There are several metrics that are commonly found on all analytics programs. They count some basic information about your website. If you're going to only follow one or two metrics on your site, you should probably start with these.
Pageviews When you are tracking pageviews, you're tracking one of the most basic elements of your site. How many times have the pages on the site been viewed. A statistics package or analytics tool that doesn't provide this information isn't worth the name. Pageviews doesn't tell you how many people saw your site or give you much information other than how many times the pages were requested from the server.
Tracking pageviews is useful but it can be gamed. It's possible to see your pageviews inflated by automatic processes that really don't represent any type of person seeing your pages. While it might be interesting to know that a spider has hit your site, if your pageviews are not monitored to account for them, you may think your site is more popular than it is. I know of situations where spiders were giving websites double the amount of human traffic. Since all they were tracking were pageviews, that site was severely hurt by an advertiser taking an audit and adjusting those numbers downwards (and the respective pay).
Browsers and Operating Systems Knowing what browsers and operating systems your customers are using is essential to create a site that meets their needs. Most Web analytics packages provide this information as well as pageviews. If you know that most of your readers come to your site on a Macintosh using Opera, then you know you should be testing your site in Opera for the Mac. Even if you don't control the design of the site, knowing the OS and browsers can help improve your content. For instance, if you're writing for a video game site and most of your readers are on a PC, writing about Mac games is not going to interest most of your readers.
Knowing the browsers and operating systems your customers use can be misleading. For one thing, some browsers send false codes to trick publishers into thinking they are a standards compliant browser when they aren't. It's also possible to block the browser and OS information from being sent, or to send a completely different string. Finally, just because one browser is popular one month doesn't mean it will be the next month.
Referrer Referrer statistics are also very common in Web analytics packages. They tell you where people have come to your site from and what pages link to you. This is a standard item that is tracked in most Web logs. Knowing who is linking to you is a great way to learn how your site is viewed in the Web at large.
The problem with referrer information is that it's not always accurate. Just like with browser and OS, it is possible to send false referrer information to the server. People do this to protect their privacy and spammers do this to try and get more pageviews. Spam of this sort is especially common on sites that publish their logs. But even if you're just using referrers for your own use, you could be giving spammers more pageviews by visiting them.
Who is Coming to Your Site
Visits and visitors Another really interesting metric is to track who is coming to your website. Visits and visitors (also known as users, unique visitors, and uniques) tell you something about the people that are coming to your site. Rather than just knowing a high level number of times your pages have been loaded, visitors tell you whether it was 100 or 1000 people who were doing the loading. Visitors tell you how many unique people are coming to your site, and visits tell you how many times in a specific period they have come.

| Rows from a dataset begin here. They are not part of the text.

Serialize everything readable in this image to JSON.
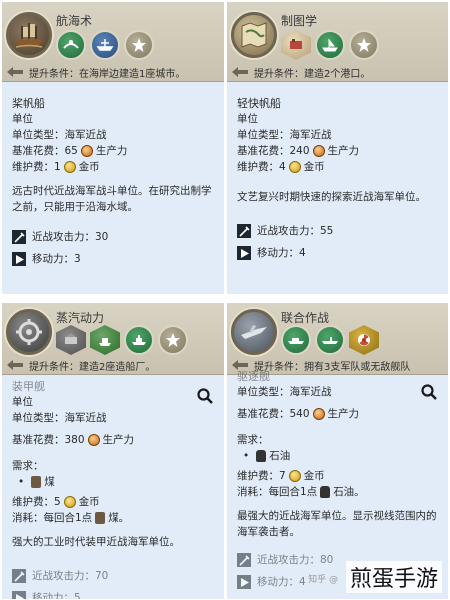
{
  "panels": {
    "tl": {
      "tech_title": "航海术",
      "boost": "提升条件：在海岸边建造1座城市。",
      "unit_name": "桨帆船",
      "unit_label": "单位",
      "unit_type": "单位类型：海军近战",
      "cost_label": "基准花费：65",
      "cost_unit": "生产力",
      "upkeep_label": "维护费：1",
      "upkeep_unit": "金币",
      "desc": "远古时代近战海军战斗单位。在研究出制学之前，只能用于沿海水域。",
      "melee": "近战攻击力：30",
      "move": "移动力：3"
    },
    "tr": {
      "tech_title": "制图学",
      "boost": "提升条件：建造2个港口。",
      "unit_name": "轻快帆船",
      "unit_label": "单位",
      "unit_type": "单位类型：海军近战",
      "cost_label": "基准花费：240",
      "cost_unit": "生产力",
      "upkeep_label": "维护费：4",
      "upkeep_unit": "金币",
      "desc": "文艺复兴时期快速的探索近战海军单位。",
      "melee": "近战攻击力：55",
      "move": "移动力：4"
    },
    "bl": {
      "tech_title": "蒸汽动力",
      "boost": "提升条件：建造2座造船厂。",
      "unit_name": "装甲舰",
      "unit_label": "单位",
      "unit_type": "单位类型：海军近战",
      "cost_label": "基准花费：380",
      "cost_unit": "生产力",
      "needs_label": "需求：",
      "need_item": "煤",
      "upkeep_label": "维护费：5",
      "upkeep_unit": "金币",
      "consume": "消耗：每回合1点",
      "consume_item": "煤。",
      "desc": "强大的工业时代装甲近战海军单位。",
      "melee": "近战攻击力：70",
      "move": "移动力：5"
    },
    "br": {
      "tech_title": "联合作战",
      "boost": "提升条件：拥有3支军队或无敌舰队",
      "unit_name": "驱逐舰",
      "unit_label": "单位",
      "unit_type": "单位类型：海军近战",
      "cost_label": "基准花费：540",
      "cost_unit": "生产力",
      "needs_label": "需求：",
      "need_item": "石油",
      "upkeep_label": "维护费：7",
      "upkeep_unit": "金币",
      "consume": "消耗：每回合1点",
      "consume_item": "石油。",
      "desc": "最强大的近战海军单位。显示视线范围内的海军袭击者。",
      "melee": "近战攻击力：80",
      "move": "移动力：4"
    }
  },
  "watermark": "煎蛋手游",
  "watermark_small": "知乎 @"
}
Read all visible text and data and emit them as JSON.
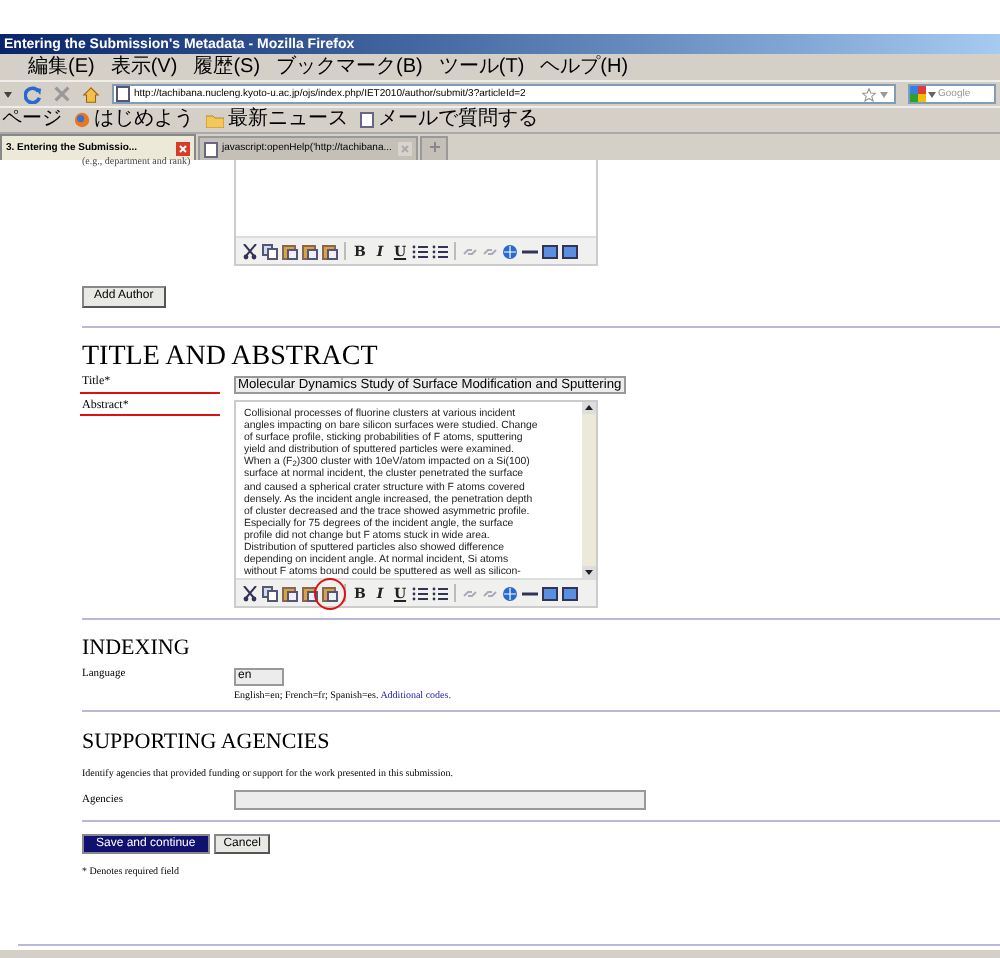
{
  "window": {
    "title": "Entering the Submission's Metadata - Mozilla Firefox"
  },
  "menu": [
    "編集(E)",
    "表示(V)",
    "履歴(S)",
    "ブックマーク(B)",
    "ツール(T)",
    "ヘルプ(H)"
  ],
  "address_bar": {
    "url": "http://tachibana.nucleng.kyoto-u.ac.jp/ojs/index.php/IET2010/author/submit/3?articleId=2"
  },
  "search": {
    "placeholder": "Google"
  },
  "bookmarks": [
    "ページ",
    "はじめよう",
    "最新ニュース",
    "メールで質問する"
  ],
  "tabs": [
    {
      "label": "3. Entering the Submissio...",
      "selected": true
    },
    {
      "label": "javascript:openHelp('http://tachibana...",
      "selected": false
    }
  ],
  "author_editor": {
    "hint": "(e.g., department and rank)",
    "toolbar": [
      {
        "kind": "cut"
      },
      {
        "kind": "copy"
      },
      {
        "kind": "paste"
      },
      {
        "kind": "paste"
      },
      {
        "kind": "paste"
      },
      {
        "kind": "separator"
      },
      {
        "kind": "text",
        "label": "B"
      },
      {
        "kind": "text",
        "label": "I"
      },
      {
        "kind": "text",
        "label": "U"
      },
      {
        "kind": "bullets"
      },
      {
        "kind": "bullets"
      },
      {
        "kind": "separator"
      },
      {
        "kind": "link"
      },
      {
        "kind": "link"
      },
      {
        "kind": "globe"
      },
      {
        "kind": "rule"
      },
      {
        "kind": "box"
      },
      {
        "kind": "box"
      }
    ]
  },
  "add_author": "Add Author",
  "title_abstract": {
    "heading": "TITLE AND ABSTRACT",
    "title": {
      "label": "Title*",
      "value": "Molecular Dynamics Study of Surface Modification and Sputtering",
      "marked": true
    },
    "abstract": {
      "label": "Abstract*",
      "marked": true,
      "value": "Collisional processes of fluorine clusters at various incident\nangles impacting on bare silicon surfaces were studied. Change\nof surface profile, sticking probabilities of F atoms, sputtering\nyield and distribution of sputtered particles were examined.\nWhen a (F$_{2}$)300 cluster with 10eV/atom impacted on a Si(100)\nsurface at normal incident, the cluster penetrated the surface\nand caused a spherical crater structure with F atoms covered\ndensely. As the incident angle increased, the penetration depth\nof cluster decreased and the trace showed asymmetric profile.\nEspecially for 75 degrees of the incident angle, the surface\nprofile did not change but F atoms stuck in wide area.\nDistribution of sputtered particles also showed difference\ndepending on incident angle. At normal incident, Si atoms\nwithout F atoms bound could be sputtered as well as silicon-"
    },
    "toolbar": [
      {
        "kind": "cut",
        "circled": false
      },
      {
        "kind": "copy",
        "circled": false
      },
      {
        "kind": "paste",
        "circled": false
      },
      {
        "kind": "paste",
        "circled": false
      },
      {
        "kind": "paste",
        "circled": true
      },
      {
        "kind": "separator",
        "circled": false
      },
      {
        "kind": "text",
        "label": "B",
        "circled": false
      },
      {
        "kind": "text",
        "label": "I",
        "circled": false
      },
      {
        "kind": "text",
        "label": "U",
        "circled": false
      },
      {
        "kind": "bullets",
        "circled": false
      },
      {
        "kind": "bullets",
        "circled": false
      },
      {
        "kind": "separator",
        "circled": false
      },
      {
        "kind": "link",
        "circled": false
      },
      {
        "kind": "link",
        "circled": false
      },
      {
        "kind": "globe",
        "circled": false
      },
      {
        "kind": "rule",
        "circled": false
      },
      {
        "kind": "box",
        "circled": false
      },
      {
        "kind": "box",
        "circled": false
      }
    ]
  },
  "indexing": {
    "heading": "INDEXING",
    "label": "Language",
    "value": "en",
    "help": "English=en; French=fr; Spanish=es.",
    "help_link": "Additional codes."
  },
  "agencies": {
    "heading": "SUPPORTING AGENCIES",
    "description": "Identify agencies that provided funding or support for the work presented in this submission.",
    "label": "Agencies"
  },
  "buttons": [
    {
      "label": "Save and continue",
      "kind": "primary"
    },
    {
      "label": "Cancel",
      "kind": "secondary"
    }
  ],
  "footnote": "* Denotes required field"
}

The problem with visits and visitors is that it's not very exact. Lots of tools use IP address to assign visitor status, but when a customer is using an ISP such as AOL they are on a dynamic IP. This means that if they come to your site today on IP "A", tomorrow they might come on IP "B". This would be tracked as 2 visitors each with 1 visit, even though it was really 1 visitor with 2 visits.
Another way to track visits and visitors is by setting a cookie on their machine. Then every time that cookie arrives and is tracked, you know that the same person has returned to your site. The problem is that many people are afraid of cookies or consider them a violation of privacy. And so they turn them off and refuse to accept them.
The important thing to remember, if you're going to pay attention to visits and visitors, is that it's not an exact number. It' an approximation. So if you're following your visitor numbers, you should watch for trends, not an absolute measure. In other words, set a goal to increase your visitors, but not a goal to get to 4,000 visitors.
Network information (speed, hostnames, locations) Knowing how fast your readers' connections are can go a long way towards creating pages that work for them. You can also use hostname and location information to target information to readers from specific areas of the country or on certain Web hosts.
Geographical location and language Some metrics programs can provide you with information about where your customers are coming from. While we're not yet at the point of having location data and geotagging on all our customers, there is a lot of information available about IP addresses that can be used to pinpoint where a cutomer is coming from. This can be especially interesting if you are targeting an international audience or a specific region of the world. Watching the geographical location in your metrics can help you determine if your campaigns are working.
Geographical data has a lot of the same drawbacks as visits and visitors. It's not automatically encoded into the information sent by a Web browser, and when it is it can be modified. There are metrics companies that specialize just in geographical tracking, but this can get expensive if you want extremely accurate data.